Historic Newman Brothers coffin works in Birmingham bought by Trust
An historic Birmingham coffin works has been given a lifeline after it was bought by a local conservation trust.
An attempt to revive the 19th century Grade II* listed Newman Brothers building in the Jewellery Quarter failed when regional development agency Advantage West Midlands pulled funding last year.
The factory, which was built in 1894 and made coffin fittings for Winston Churchill, Neville Chamberlain and Princess Diana has been bought by the Birmingham Conservation Trust, which had been working with AWM on the project.
Restoration was yet to begin and the upcoming works have been described as “interim” only to bring the building back into use.
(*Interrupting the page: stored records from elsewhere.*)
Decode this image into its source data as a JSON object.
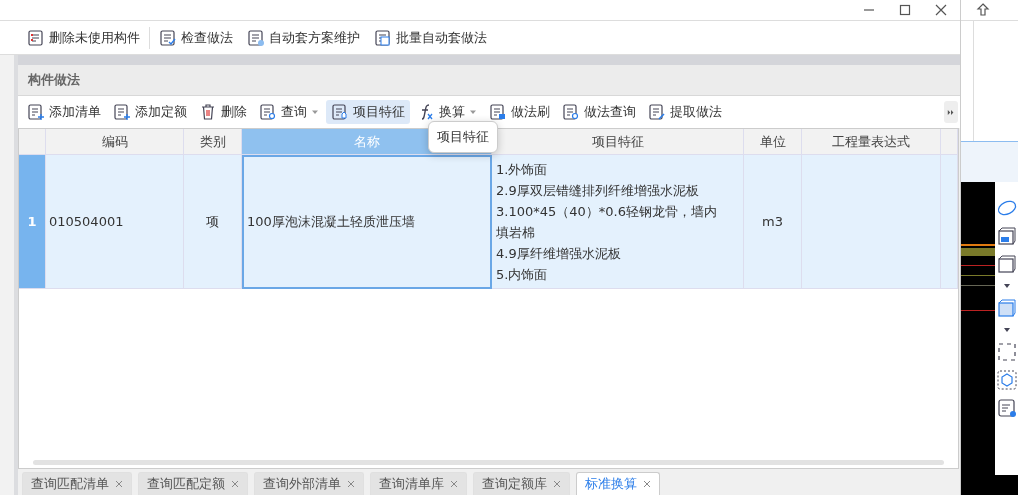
{
  "toolbar": [
    {
      "label": "删除未使用构件"
    },
    {
      "label": "检查做法"
    },
    {
      "label": "自动套方案维护"
    },
    {
      "label": "批量自动套做法"
    }
  ],
  "panel": {
    "title": "构件做法",
    "actions": [
      {
        "label": "添加清单",
        "dropdown": false,
        "selected": false
      },
      {
        "label": "添加定额",
        "dropdown": false,
        "selected": false
      },
      {
        "label": "删除",
        "dropdown": false,
        "selected": false
      },
      {
        "label": "查询",
        "dropdown": true,
        "selected": false
      },
      {
        "label": "项目特征",
        "dropdown": false,
        "selected": true
      },
      {
        "label": "换算",
        "dropdown": true,
        "selected": false
      },
      {
        "label": "做法刷",
        "dropdown": false,
        "selected": false
      },
      {
        "label": "做法查询",
        "dropdown": false,
        "selected": false
      },
      {
        "label": "提取做法",
        "dropdown": false,
        "selected": false
      }
    ],
    "tooltip": "项目特征",
    "table": {
      "columns": [
        {
          "label": "编码",
          "selected": false
        },
        {
          "label": "类别",
          "selected": false
        },
        {
          "label": "名称",
          "selected": true
        },
        {
          "label": "项目特征",
          "selected": false
        },
        {
          "label": "单位",
          "selected": false
        },
        {
          "label": "工程量表达式",
          "selected": false
        }
      ],
      "rows": [
        {
          "number": "1",
          "selected": true,
          "code": "010504001",
          "category": "项",
          "name": "100厚泡沫混凝土轻质泄压墙",
          "features": [
            "1.外饰面",
            "2.9厚双层错缝排列纤维增强水泥板",
            "3.100*45（40）*0.6轻钢龙骨，墙内填岩棉",
            "4.9厚纤维增强水泥板",
            "5.内饰面"
          ],
          "unit": "m3"
        }
      ]
    }
  },
  "bottom_tabs": [
    {
      "label": "查询匹配清单",
      "selected": false
    },
    {
      "label": "查询匹配定额",
      "selected": false
    },
    {
      "label": "查询外部清单",
      "selected": false
    },
    {
      "label": "查询清单库",
      "selected": false
    },
    {
      "label": "查询定额库",
      "selected": false
    },
    {
      "label": "标准换算",
      "selected": true
    }
  ]
}
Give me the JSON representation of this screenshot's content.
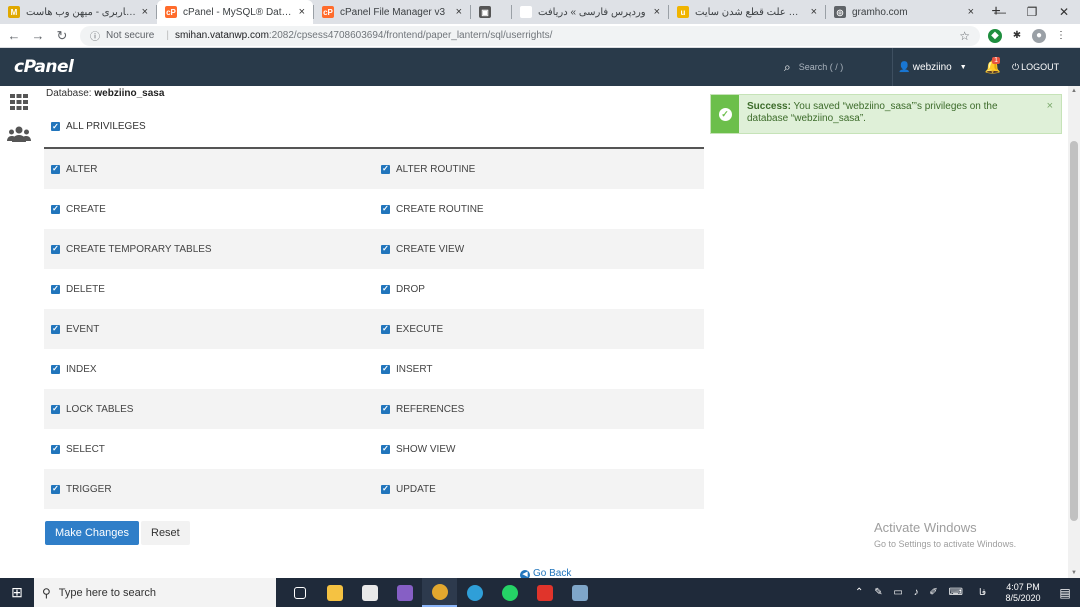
{
  "browser": {
    "tabs": [
      {
        "label": "ناحیه کاربری - میهن وب هاست",
        "color": "#e0a800",
        "glyph": "M"
      },
      {
        "label": "cPanel - MySQL® Databases",
        "color": "#ff6c2c",
        "glyph": "cP",
        "active": true
      },
      {
        "label": "cPanel File Manager v3",
        "color": "#ff6c2c",
        "glyph": "cP"
      },
      {
        "label": "",
        "color": "#555555",
        "glyph": "▣"
      },
      {
        "label": "وردپرس فارسی » دریافت",
        "color": "#ffffff",
        "glyph": ""
      },
      {
        "label": "بررسی علت قطع شدن سایت",
        "color": "#f0b400",
        "glyph": "u"
      },
      {
        "label": "gramho.com",
        "color": "#5f6368",
        "glyph": "◎"
      }
    ],
    "not_secure": "Not secure",
    "url_host": "smihan.vatanwp.com",
    "url_path": ":2082/cpsess4708603694/frontend/paper_lantern/sql/userrights/"
  },
  "header": {
    "logo": "cPanel",
    "search_placeholder": "Search ( / )",
    "username": "webziino",
    "bell_badge": "1",
    "logout": "LOGOUT"
  },
  "main": {
    "database_label": "Database:",
    "database_name": "webziino_sasa",
    "all_privileges": "ALL PRIVILEGES",
    "privileges": [
      [
        "ALTER",
        "ALTER ROUTINE"
      ],
      [
        "CREATE",
        "CREATE ROUTINE"
      ],
      [
        "CREATE TEMPORARY TABLES",
        "CREATE VIEW"
      ],
      [
        "DELETE",
        "DROP"
      ],
      [
        "EVENT",
        "EXECUTE"
      ],
      [
        "INDEX",
        "INSERT"
      ],
      [
        "LOCK TABLES",
        "REFERENCES"
      ],
      [
        "SELECT",
        "SHOW VIEW"
      ],
      [
        "TRIGGER",
        "UPDATE"
      ]
    ],
    "make_changes": "Make Changes",
    "reset": "Reset",
    "go_back": "Go Back"
  },
  "alert": {
    "strong": "Success:",
    "message": "You saved “webziino_sasa”’s privileges on the database “webziino_sasa”."
  },
  "activate": {
    "line1": "Activate Windows",
    "line2": "Go to Settings to activate Windows."
  },
  "taskbar": {
    "search_placeholder": "Type here to search",
    "time": "4:07 PM",
    "date": "8/5/2020",
    "lang": "فا"
  }
}
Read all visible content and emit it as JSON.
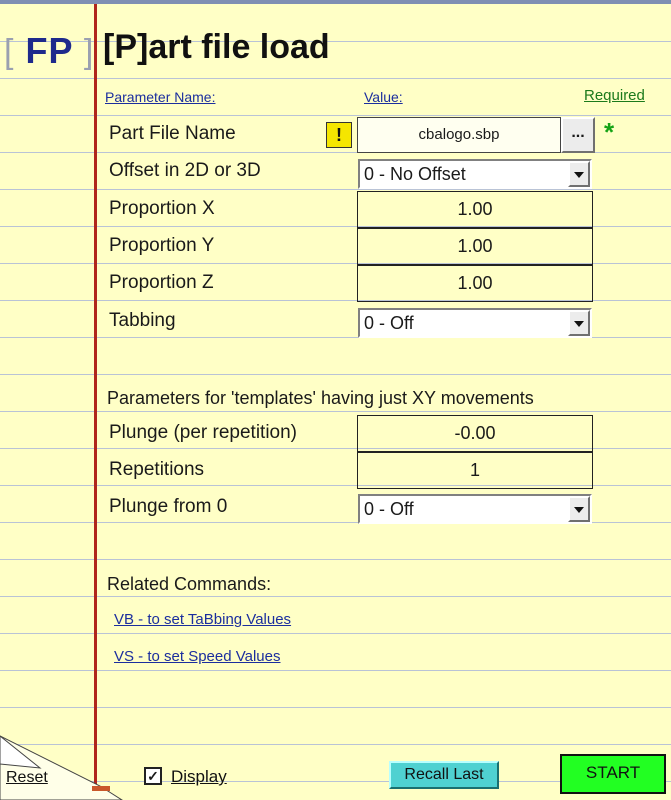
{
  "header": {
    "logo_open": "[",
    "logo_text": "FP",
    "logo_close": "]",
    "title": "[P]art file load"
  },
  "columns": {
    "name": "Parameter Name:",
    "value": "Value:",
    "required": "Required"
  },
  "params": {
    "part_file": {
      "label": "Part File Name",
      "value": "cbalogo.sbp",
      "warn_icon": "!",
      "browse": "...",
      "required_mark": "*"
    },
    "offset": {
      "label": "Offset in 2D or 3D",
      "value": "0 - No Offset"
    },
    "prop_x": {
      "label": "Proportion X",
      "value": "1.00"
    },
    "prop_y": {
      "label": "Proportion Y",
      "value": "1.00"
    },
    "prop_z": {
      "label": "Proportion Z",
      "value": "1.00"
    },
    "tabbing": {
      "label": "Tabbing",
      "value": "0 - Off"
    }
  },
  "templates": {
    "heading": "Parameters for 'templates' having just XY movements",
    "plunge": {
      "label": "Plunge (per repetition)",
      "value": "-0.00"
    },
    "repetitions": {
      "label": "Repetitions",
      "value": "1"
    },
    "plunge_from_0": {
      "label": "Plunge from 0",
      "value": "0 - Off"
    }
  },
  "related": {
    "heading": "Related Commands:",
    "links": [
      "VB - to set TaBbing Values",
      "VS - to set Speed Values"
    ]
  },
  "footer": {
    "reset": "Reset",
    "display_label": "Display",
    "display_checked": true,
    "check_mark": "✓",
    "recall": "Recall Last",
    "start": "START"
  },
  "colors": {
    "paper": "#ffffc6",
    "margin_line": "#b0261c",
    "link": "#1b2e9e",
    "start": "#22ff22",
    "recall": "#4fd1d1",
    "warn": "#f5e600"
  }
}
The trust’s director Elizabeth Perkins said it could be four years before a full programme of works could be paid for and until then the site would only open for events such as this weekend’s National Heritage Open Days.
The purchase was secured with £150,000 from the city council and the “light touch” revamp could begin next summer. Funding for this consists of £200,000 from English Heritage and an additional £90,000 from the council.
A bid has also been made for £500,000 from the Heritage Lottery Fund.
Once complete it should bring the building back into use by the end of next year when the trust, which was involved in conserving Birmingham’s last surviving courtyard of back-to-backs, plans to move in.